((
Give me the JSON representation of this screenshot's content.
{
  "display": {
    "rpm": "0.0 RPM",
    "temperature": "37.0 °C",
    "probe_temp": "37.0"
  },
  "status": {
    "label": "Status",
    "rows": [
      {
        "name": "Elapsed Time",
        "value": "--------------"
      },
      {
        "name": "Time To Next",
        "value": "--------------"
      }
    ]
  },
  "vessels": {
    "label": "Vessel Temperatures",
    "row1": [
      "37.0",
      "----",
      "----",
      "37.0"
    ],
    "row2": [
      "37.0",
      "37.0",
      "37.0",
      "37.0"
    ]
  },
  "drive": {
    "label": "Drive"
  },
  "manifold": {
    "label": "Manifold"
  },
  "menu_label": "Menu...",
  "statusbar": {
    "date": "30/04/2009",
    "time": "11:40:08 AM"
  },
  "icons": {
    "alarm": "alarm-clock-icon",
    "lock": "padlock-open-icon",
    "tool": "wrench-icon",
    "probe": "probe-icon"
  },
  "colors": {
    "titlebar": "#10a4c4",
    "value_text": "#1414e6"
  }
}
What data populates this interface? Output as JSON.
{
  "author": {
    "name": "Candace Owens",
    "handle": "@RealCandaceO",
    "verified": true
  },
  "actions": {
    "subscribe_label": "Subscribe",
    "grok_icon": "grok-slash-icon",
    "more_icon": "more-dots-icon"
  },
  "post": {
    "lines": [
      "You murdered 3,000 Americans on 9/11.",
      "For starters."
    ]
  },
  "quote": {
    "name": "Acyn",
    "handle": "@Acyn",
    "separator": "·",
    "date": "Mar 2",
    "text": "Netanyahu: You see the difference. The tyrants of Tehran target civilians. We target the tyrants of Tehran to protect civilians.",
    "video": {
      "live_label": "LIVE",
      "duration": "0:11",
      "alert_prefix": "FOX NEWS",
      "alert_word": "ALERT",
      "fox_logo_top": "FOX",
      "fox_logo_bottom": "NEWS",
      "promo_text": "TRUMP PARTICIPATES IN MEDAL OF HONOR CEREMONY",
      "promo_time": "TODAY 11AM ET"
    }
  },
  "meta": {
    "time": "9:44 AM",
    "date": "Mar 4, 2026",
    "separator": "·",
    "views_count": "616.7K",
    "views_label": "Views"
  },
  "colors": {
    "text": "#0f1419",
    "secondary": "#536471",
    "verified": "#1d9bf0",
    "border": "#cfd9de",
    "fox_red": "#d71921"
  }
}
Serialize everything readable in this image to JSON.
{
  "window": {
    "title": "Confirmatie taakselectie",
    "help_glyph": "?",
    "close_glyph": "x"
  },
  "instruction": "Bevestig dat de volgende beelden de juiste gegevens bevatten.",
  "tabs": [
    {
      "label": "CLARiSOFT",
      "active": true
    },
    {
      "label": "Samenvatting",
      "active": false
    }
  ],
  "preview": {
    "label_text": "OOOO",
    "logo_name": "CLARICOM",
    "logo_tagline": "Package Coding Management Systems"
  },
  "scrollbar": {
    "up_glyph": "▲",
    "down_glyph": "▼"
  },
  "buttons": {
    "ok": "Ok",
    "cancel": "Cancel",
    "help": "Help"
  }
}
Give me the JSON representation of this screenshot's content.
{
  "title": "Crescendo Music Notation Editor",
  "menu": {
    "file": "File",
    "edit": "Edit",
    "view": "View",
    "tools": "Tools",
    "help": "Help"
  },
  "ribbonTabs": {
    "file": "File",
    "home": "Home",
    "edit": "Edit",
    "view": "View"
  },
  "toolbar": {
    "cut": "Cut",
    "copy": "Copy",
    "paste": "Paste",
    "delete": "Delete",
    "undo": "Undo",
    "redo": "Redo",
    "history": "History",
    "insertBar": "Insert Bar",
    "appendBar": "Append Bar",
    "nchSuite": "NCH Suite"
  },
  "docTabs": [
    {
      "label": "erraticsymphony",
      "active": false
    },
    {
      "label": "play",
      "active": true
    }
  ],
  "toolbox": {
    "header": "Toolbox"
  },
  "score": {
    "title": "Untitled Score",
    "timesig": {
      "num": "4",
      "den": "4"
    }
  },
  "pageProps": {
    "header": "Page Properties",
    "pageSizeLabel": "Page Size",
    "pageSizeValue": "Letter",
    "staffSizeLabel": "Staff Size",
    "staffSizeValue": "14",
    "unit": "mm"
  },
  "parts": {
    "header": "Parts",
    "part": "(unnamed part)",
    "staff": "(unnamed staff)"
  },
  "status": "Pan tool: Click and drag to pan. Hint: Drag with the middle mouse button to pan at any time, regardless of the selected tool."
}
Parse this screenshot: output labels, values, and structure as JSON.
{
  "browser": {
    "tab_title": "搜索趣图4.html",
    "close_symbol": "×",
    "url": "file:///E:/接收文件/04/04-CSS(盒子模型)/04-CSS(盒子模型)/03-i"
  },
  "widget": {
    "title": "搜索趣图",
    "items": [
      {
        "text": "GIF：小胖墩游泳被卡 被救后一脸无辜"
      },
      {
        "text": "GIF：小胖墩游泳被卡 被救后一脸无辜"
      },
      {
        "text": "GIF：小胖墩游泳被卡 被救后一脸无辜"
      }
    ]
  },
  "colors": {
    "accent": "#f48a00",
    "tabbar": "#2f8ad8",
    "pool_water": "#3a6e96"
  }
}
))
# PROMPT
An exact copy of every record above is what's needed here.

# PROBLEM SOLUTION
Give me the JSON representation of this screenshot's content.
{
  "display": {
    "rpm": "0.0 RPM",
    "temperature": "37.0 °C",
    "probe_temp": "37.0"
  },
  "status": {
    "label": "Status",
    "rows": [
      {
        "name": "Elapsed Time",
        "value": "--------------"
      },
      {
        "name": "Time To Next",
        "value": "--------------"
      }
    ]
  },
  "vessels": {
    "label": "Vessel Temperatures",
    "row1": [
      "37.0",
      "----",
      "----",
      "37.0"
    ],
    "row2": [
      "37.0",
      "37.0",
      "37.0",
      "37.0"
    ]
  },
  "drive": {
    "label": "Drive"
  },
  "manifold": {
    "label": "Manifold"
  },
  "menu_label": "Menu...",
  "statusbar": {
    "date": "30/04/2009",
    "time": "11:40:08 AM"
  },
  "icons": {
    "alarm": "alarm-clock-icon",
    "lock": "padlock-open-icon",
    "tool": "wrench-icon",
    "probe": "probe-icon"
  },
  "colors": {
    "titlebar": "#10a4c4",
    "value_text": "#1414e6"
  }
}
What data populates this interface? Output as JSON.
{
  "author": {
    "name": "Candace Owens",
    "handle": "@RealCandaceO",
    "verified": true
  },
  "actions": {
    "subscribe_label": "Subscribe",
    "grok_icon": "grok-slash-icon",
    "more_icon": "more-dots-icon"
  },
  "post": {
    "lines": [
      "You murdered 3,000 Americans on 9/11.",
      "For starters."
    ]
  },
  "quote": {
    "name": "Acyn",
    "handle": "@Acyn",
    "separator": "·",
    "date": "Mar 2",
    "text": "Netanyahu: You see the difference. The tyrants of Tehran target civilians. We target the tyrants of Tehran to protect civilians.",
    "video": {
      "live_label": "LIVE",
      "duration": "0:11",
      "alert_prefix": "FOX NEWS",
      "alert_word": "ALERT",
      "fox_logo_top": "FOX",
      "fox_logo_bottom": "NEWS",
      "promo_text": "TRUMP PARTICIPATES IN MEDAL OF HONOR CEREMONY",
      "promo_time": "TODAY 11AM ET"
    }
  },
  "meta": {
    "time": "9:44 AM",
    "date": "Mar 4, 2026",
    "separator": "·",
    "views_count": "616.7K",
    "views_label": "Views"
  },
  "colors": {
    "text": "#0f1419",
    "secondary": "#536471",
    "verified": "#1d9bf0",
    "border": "#cfd9de",
    "fox_red": "#d71921"
  }
}
Serialize everything readable in this image to JSON.
{
  "window": {
    "title": "Confirmatie taakselectie",
    "help_glyph": "?",
    "close_glyph": "x"
  },
  "instruction": "Bevestig dat de volgende beelden de juiste gegevens bevatten.",
  "tabs": [
    {
      "label": "CLARiSOFT",
      "active": true
    },
    {
      "label": "Samenvatting",
      "active": false
    }
  ],
  "preview": {
    "label_text": "OOOO",
    "logo_name": "CLARICOM",
    "logo_tagline": "Package Coding Management Systems"
  },
  "scrollbar": {
    "up_glyph": "▲",
    "down_glyph": "▼"
  },
  "buttons": {
    "ok": "Ok",
    "cancel": "Cancel",
    "help": "Help"
  }
}
Give me the JSON representation of this screenshot's content.
{
  "title": "Crescendo Music Notation Editor",
  "menu": {
    "file": "File",
    "edit": "Edit",
    "view": "View",
    "tools": "Tools",
    "help": "Help"
  },
  "ribbonTabs": {
    "file": "File",
    "home": "Home",
    "edit": "Edit",
    "view": "View"
  },
  "toolbar": {
    "cut": "Cut",
    "copy": "Copy",
    "paste": "Paste",
    "delete": "Delete",
    "undo": "Undo",
    "redo": "Redo",
    "history": "History",
    "insertBar": "Insert Bar",
    "appendBar": "Append Bar",
    "nchSuite": "NCH Suite"
  },
  "docTabs": [
    {
      "label": "erraticsymphony",
      "active": false
    },
    {
      "label": "play",
      "active": true
    }
  ],
  "toolbox": {
    "header": "Toolbox"
  },
  "score": {
    "title": "Untitled Score",
    "timesig": {
      "num": "4",
      "den": "4"
    }
  },
  "pageProps": {
    "header": "Page Properties",
    "pageSizeLabel": "Page Size",
    "pageSizeValue": "Letter",
    "staffSizeLabel": "Staff Size",
    "staffSizeValue": "14",
    "unit": "mm"
  },
  "parts": {
    "header": "Parts",
    "part": "(unnamed part)",
    "staff": "(unnamed staff)"
  },
  "status": "Pan tool: Click and drag to pan. Hint: Drag with the middle mouse button to pan at any time, regardless of the selected tool."
}
Parse this screenshot: output labels, values, and structure as JSON.
{
  "browser": {
    "tab_title": "搜索趣图4.html",
    "close_symbol": "×",
    "url": "file:///E:/接收文件/04/04-CSS(盒子模型)/04-CSS(盒子模型)/03-i"
  },
  "widget": {
    "title": "搜索趣图",
    "items": [
      {
        "text": "GIF：小胖墩游泳被卡 被救后一脸无辜"
      },
      {
        "text": "GIF：小胖墩游泳被卡 被救后一脸无辜"
      },
      {
        "text": "GIF：小胖墩游泳被卡 被救后一脸无辜"
      }
    ]
  },
  "colors": {
    "accent": "#f48a00",
    "tabbar": "#2f8ad8",
    "pool_water": "#3a6e96"
  }
}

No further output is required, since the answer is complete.